And it’s not just applications that can be configured using NetBarrier. Services, custom domains, IP addresses and processes can all be managed as well. Don’t want an application or service to connect to a specific IP address and/or a specific port? You can set it up as an exception in just a few clicks. Not sure which ports or protocols a process or service needs? Select it from a list while setting up an exception and NetBarrier will set it up for you. For example, if you want to allow your VPN connection through at all times, but don’t know which ports or protocols it needs, you can select it from a list and all the right ports and protocols are set up for you.

More configuration can be done in the NetBarrier preferences. Here you can set a default profile that will be used when you join an unknown network and select if you want signed applications or system applications to automatically be trusted (NetBarrier does not trust signed applications by default).

Feedback and logging

Knowing what your firewall is up to can be very beneficial. This can help you fix any configuration issues you may have made or other behavior you may want to address. Feedback tells you what’s going on right now while logs show you what happened in the past.

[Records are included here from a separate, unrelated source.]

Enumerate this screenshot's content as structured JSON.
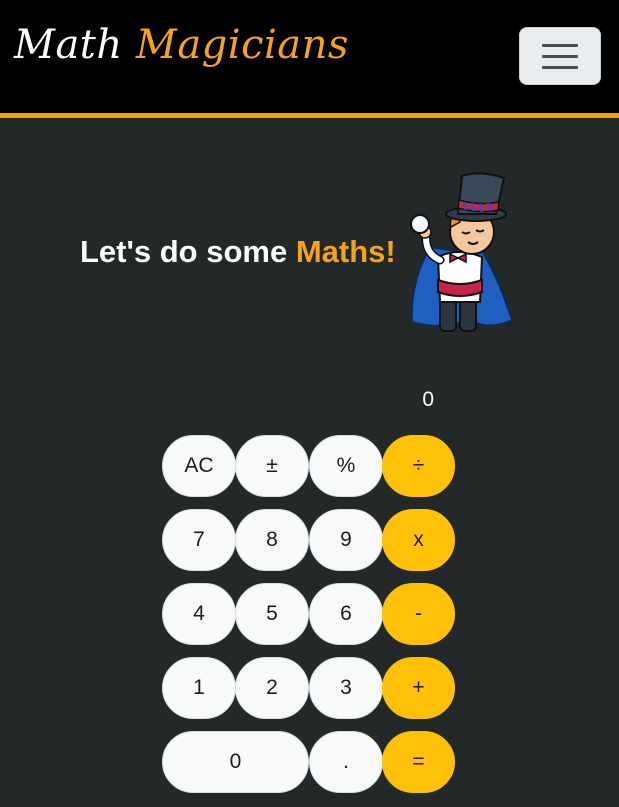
{
  "navbar": {
    "brand_word1": "Math",
    "brand_word2": "Magicians",
    "toggler_icon": "hamburger-menu-icon"
  },
  "hero": {
    "text_prefix": "Let's do some ",
    "text_accent": "Maths!",
    "illustration": "magician-illustration"
  },
  "calculator": {
    "display": "0",
    "keys": {
      "ac": "AC",
      "plusminus": "±",
      "percent": "%",
      "divide": "÷",
      "seven": "7",
      "eight": "8",
      "nine": "9",
      "multiply": "x",
      "four": "4",
      "five": "5",
      "six": "6",
      "minus": "-",
      "one": "1",
      "two": "2",
      "three": "3",
      "plus": "+",
      "zero": "0",
      "dot": ".",
      "equals": "="
    }
  },
  "colors": {
    "background": "#232829",
    "navbar": "#000000",
    "accent": "#f7a21b",
    "operator": "#ffc107",
    "key": "#f8f9fa"
  }
}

The macOS Firewall provides no feedback, and as of High Sierra, has no logs that I was able to find. (I wish there was more to tell you, but there isn’t; no feedback and no logging.) Several places were checked and several tricks were tried to get some kind of logging going, but nada. This is not an uncommon concern, apparently.

Intego NetBarrier offers both feedback and detailed logging. 
Feedback comes in the form of several animations that easily let you see what kind of traffic is being allowed or blocked, as well as which applications are listening for a connection, sending or receiving traffic.

You can also keep a floating window around that shows you live application feedback.

And, of course, a log can be pulled up at any time that shows you exactly what happened in the past.

Full customization, feedback, logging, different location profiles with their own configurations, ability to manage not just applications but also processes and services, and the power to protect both outgoing and incoming connections make Intego NetBarrier X9 a far superior firewall compared to what’s built-in to macOS.

Apple’s macOS firewall has not really changed in over a decade, but the threats targeting Macs and the security needs of Mac users have continued to evolve. A firewall product must adapt to these threats and needs in order to meet today’s expectations, and NetBarrier fits the bill.


About Jay Vrijenhoek

Jay Vrijenhoek is an IT consultant with a passion for Mac security research. View all posts by Jay Vrijenhoek →